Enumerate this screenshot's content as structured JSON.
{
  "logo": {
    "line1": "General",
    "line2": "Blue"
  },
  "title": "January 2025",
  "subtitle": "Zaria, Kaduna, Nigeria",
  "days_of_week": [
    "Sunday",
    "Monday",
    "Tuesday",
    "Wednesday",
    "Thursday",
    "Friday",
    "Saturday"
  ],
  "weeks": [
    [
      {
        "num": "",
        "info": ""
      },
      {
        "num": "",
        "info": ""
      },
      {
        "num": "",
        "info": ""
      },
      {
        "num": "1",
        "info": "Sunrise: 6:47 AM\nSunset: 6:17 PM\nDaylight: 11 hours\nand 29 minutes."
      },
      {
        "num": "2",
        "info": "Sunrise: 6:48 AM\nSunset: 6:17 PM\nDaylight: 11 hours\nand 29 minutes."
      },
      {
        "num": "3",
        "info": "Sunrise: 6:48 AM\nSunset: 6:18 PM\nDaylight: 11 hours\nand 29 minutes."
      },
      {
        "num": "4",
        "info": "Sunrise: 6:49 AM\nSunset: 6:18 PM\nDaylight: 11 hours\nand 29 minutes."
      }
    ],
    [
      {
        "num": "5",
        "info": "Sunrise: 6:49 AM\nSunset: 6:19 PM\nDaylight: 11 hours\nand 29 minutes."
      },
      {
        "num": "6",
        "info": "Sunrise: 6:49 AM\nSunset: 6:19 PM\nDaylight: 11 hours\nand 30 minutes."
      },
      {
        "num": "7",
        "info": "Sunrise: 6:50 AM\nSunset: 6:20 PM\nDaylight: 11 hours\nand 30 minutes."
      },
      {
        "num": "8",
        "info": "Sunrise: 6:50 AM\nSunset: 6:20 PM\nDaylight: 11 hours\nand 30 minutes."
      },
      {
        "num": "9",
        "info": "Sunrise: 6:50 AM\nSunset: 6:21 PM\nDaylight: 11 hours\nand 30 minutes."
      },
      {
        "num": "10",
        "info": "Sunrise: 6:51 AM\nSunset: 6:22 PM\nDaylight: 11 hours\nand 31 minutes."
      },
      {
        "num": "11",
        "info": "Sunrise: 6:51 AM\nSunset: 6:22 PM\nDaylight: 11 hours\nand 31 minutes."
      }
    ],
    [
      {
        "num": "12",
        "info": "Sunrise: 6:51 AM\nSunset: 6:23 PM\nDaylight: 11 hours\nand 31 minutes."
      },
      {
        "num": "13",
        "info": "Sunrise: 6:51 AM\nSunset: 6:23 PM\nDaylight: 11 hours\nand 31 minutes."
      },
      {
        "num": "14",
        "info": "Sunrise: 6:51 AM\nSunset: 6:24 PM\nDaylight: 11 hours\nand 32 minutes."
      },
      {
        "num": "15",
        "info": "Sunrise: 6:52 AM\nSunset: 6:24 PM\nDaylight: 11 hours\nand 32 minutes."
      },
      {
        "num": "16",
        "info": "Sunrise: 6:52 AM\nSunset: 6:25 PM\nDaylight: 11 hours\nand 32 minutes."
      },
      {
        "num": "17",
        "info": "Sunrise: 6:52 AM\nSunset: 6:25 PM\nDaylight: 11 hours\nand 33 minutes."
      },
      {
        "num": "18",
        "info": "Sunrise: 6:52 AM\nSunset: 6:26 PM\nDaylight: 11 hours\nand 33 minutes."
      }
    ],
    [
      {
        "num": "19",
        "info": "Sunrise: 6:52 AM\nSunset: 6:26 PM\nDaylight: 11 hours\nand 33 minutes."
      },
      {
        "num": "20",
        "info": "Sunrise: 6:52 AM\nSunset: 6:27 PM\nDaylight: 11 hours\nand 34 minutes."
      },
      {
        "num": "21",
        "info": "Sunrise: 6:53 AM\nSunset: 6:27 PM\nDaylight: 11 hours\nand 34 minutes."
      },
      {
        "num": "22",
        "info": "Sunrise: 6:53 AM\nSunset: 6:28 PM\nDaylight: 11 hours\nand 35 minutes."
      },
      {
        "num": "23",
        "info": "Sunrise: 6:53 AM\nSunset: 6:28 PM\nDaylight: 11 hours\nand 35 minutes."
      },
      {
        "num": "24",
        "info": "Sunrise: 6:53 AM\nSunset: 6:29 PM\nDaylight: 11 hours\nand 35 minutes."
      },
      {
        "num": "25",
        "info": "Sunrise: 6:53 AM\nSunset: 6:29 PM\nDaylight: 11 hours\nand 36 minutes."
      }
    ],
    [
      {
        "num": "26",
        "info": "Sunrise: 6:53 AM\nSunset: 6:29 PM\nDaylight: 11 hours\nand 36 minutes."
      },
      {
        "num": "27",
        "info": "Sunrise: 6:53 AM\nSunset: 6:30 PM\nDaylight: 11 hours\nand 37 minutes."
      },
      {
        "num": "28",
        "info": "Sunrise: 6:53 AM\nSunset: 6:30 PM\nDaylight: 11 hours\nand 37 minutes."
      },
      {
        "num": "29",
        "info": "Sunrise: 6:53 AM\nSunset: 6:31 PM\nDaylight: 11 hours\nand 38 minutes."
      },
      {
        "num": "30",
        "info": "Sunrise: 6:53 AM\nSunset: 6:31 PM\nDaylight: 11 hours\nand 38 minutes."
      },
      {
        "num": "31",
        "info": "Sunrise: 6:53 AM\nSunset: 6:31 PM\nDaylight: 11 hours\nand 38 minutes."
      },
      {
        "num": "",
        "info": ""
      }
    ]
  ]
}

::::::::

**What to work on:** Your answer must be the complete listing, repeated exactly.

**Written response:**
Enumerate this screenshot's content as structured JSON.
{
  "logo": {
    "line1": "General",
    "line2": "Blue"
  },
  "title": "January 2025",
  "subtitle": "Zaria, Kaduna, Nigeria",
  "days_of_week": [
    "Sunday",
    "Monday",
    "Tuesday",
    "Wednesday",
    "Thursday",
    "Friday",
    "Saturday"
  ],
  "weeks": [
    [
      {
        "num": "",
        "info": ""
      },
      {
        "num": "",
        "info": ""
      },
      {
        "num": "",
        "info": ""
      },
      {
        "num": "1",
        "info": "Sunrise: 6:47 AM\nSunset: 6:17 PM\nDaylight: 11 hours\nand 29 minutes."
      },
      {
        "num": "2",
        "info": "Sunrise: 6:48 AM\nSunset: 6:17 PM\nDaylight: 11 hours\nand 29 minutes."
      },
      {
        "num": "3",
        "info": "Sunrise: 6:48 AM\nSunset: 6:18 PM\nDaylight: 11 hours\nand 29 minutes."
      },
      {
        "num": "4",
        "info": "Sunrise: 6:49 AM\nSunset: 6:18 PM\nDaylight: 11 hours\nand 29 minutes."
      }
    ],
    [
      {
        "num": "5",
        "info": "Sunrise: 6:49 AM\nSunset: 6:19 PM\nDaylight: 11 hours\nand 29 minutes."
      },
      {
        "num": "6",
        "info": "Sunrise: 6:49 AM\nSunset: 6:19 PM\nDaylight: 11 hours\nand 30 minutes."
      },
      {
        "num": "7",
        "info": "Sunrise: 6:50 AM\nSunset: 6:20 PM\nDaylight: 11 hours\nand 30 minutes."
      },
      {
        "num": "8",
        "info": "Sunrise: 6:50 AM\nSunset: 6:20 PM\nDaylight: 11 hours\nand 30 minutes."
      },
      {
        "num": "9",
        "info": "Sunrise: 6:50 AM\nSunset: 6:21 PM\nDaylight: 11 hours\nand 30 minutes."
      },
      {
        "num": "10",
        "info": "Sunrise: 6:51 AM\nSunset: 6:22 PM\nDaylight: 11 hours\nand 31 minutes."
      },
      {
        "num": "11",
        "info": "Sunrise: 6:51 AM\nSunset: 6:22 PM\nDaylight: 11 hours\nand 31 minutes."
      }
    ],
    [
      {
        "num": "12",
        "info": "Sunrise: 6:51 AM\nSunset: 6:23 PM\nDaylight: 11 hours\nand 31 minutes."
      },
      {
        "num": "13",
        "info": "Sunrise: 6:51 AM\nSunset: 6:23 PM\nDaylight: 11 hours\nand 31 minutes."
      },
      {
        "num": "14",
        "info": "Sunrise: 6:51 AM\nSunset: 6:24 PM\nDaylight: 11 hours\nand 32 minutes."
      },
      {
        "num": "15",
        "info": "Sunrise: 6:52 AM\nSunset: 6:24 PM\nDaylight: 11 hours\nand 32 minutes."
      },
      {
        "num": "16",
        "info": "Sunrise: 6:52 AM\nSunset: 6:25 PM\nDaylight: 11 hours\nand 32 minutes."
      },
      {
        "num": "17",
        "info": "Sunrise: 6:52 AM\nSunset: 6:25 PM\nDaylight: 11 hours\nand 33 minutes."
      },
      {
        "num": "18",
        "info": "Sunrise: 6:52 AM\nSunset: 6:26 PM\nDaylight: 11 hours\nand 33 minutes."
      }
    ],
    [
      {
        "num": "19",
        "info": "Sunrise: 6:52 AM\nSunset: 6:26 PM\nDaylight: 11 hours\nand 33 minutes."
      },
      {
        "num": "20",
        "info": "Sunrise: 6:52 AM\nSunset: 6:27 PM\nDaylight: 11 hours\nand 34 minutes."
      },
      {
        "num": "21",
        "info": "Sunrise: 6:53 AM\nSunset: 6:27 PM\nDaylight: 11 hours\nand 34 minutes."
      },
      {
        "num": "22",
        "info": "Sunrise: 6:53 AM\nSunset: 6:28 PM\nDaylight: 11 hours\nand 35 minutes."
      },
      {
        "num": "23",
        "info": "Sunrise: 6:53 AM\nSunset: 6:28 PM\nDaylight: 11 hours\nand 35 minutes."
      },
      {
        "num": "24",
        "info": "Sunrise: 6:53 AM\nSunset: 6:29 PM\nDaylight: 11 hours\nand 35 minutes."
      },
      {
        "num": "25",
        "info": "Sunrise: 6:53 AM\nSunset: 6:29 PM\nDaylight: 11 hours\nand 36 minutes."
      }
    ],
    [
      {
        "num": "26",
        "info": "Sunrise: 6:53 AM\nSunset: 6:29 PM\nDaylight: 11 hours\nand 36 minutes."
      },
      {
        "num": "27",
        "info": "Sunrise: 6:53 AM\nSunset: 6:30 PM\nDaylight: 11 hours\nand 37 minutes."
      },
      {
        "num": "28",
        "info": "Sunrise: 6:53 AM\nSunset: 6:30 PM\nDaylight: 11 hours\nand 37 minutes."
      },
      {
        "num": "29",
        "info": "Sunrise: 6:53 AM\nSunset: 6:31 PM\nDaylight: 11 hours\nand 38 minutes."
      },
      {
        "num": "30",
        "info": "Sunrise: 6:53 AM\nSunset: 6:31 PM\nDaylight: 11 hours\nand 38 minutes."
      },
      {
        "num": "31",
        "info": "Sunrise: 6:53 AM\nSunset: 6:31 PM\nDaylight: 11 hours\nand 38 minutes."
      },
      {
        "num": "",
        "info": ""
      }
    ]
  ]
}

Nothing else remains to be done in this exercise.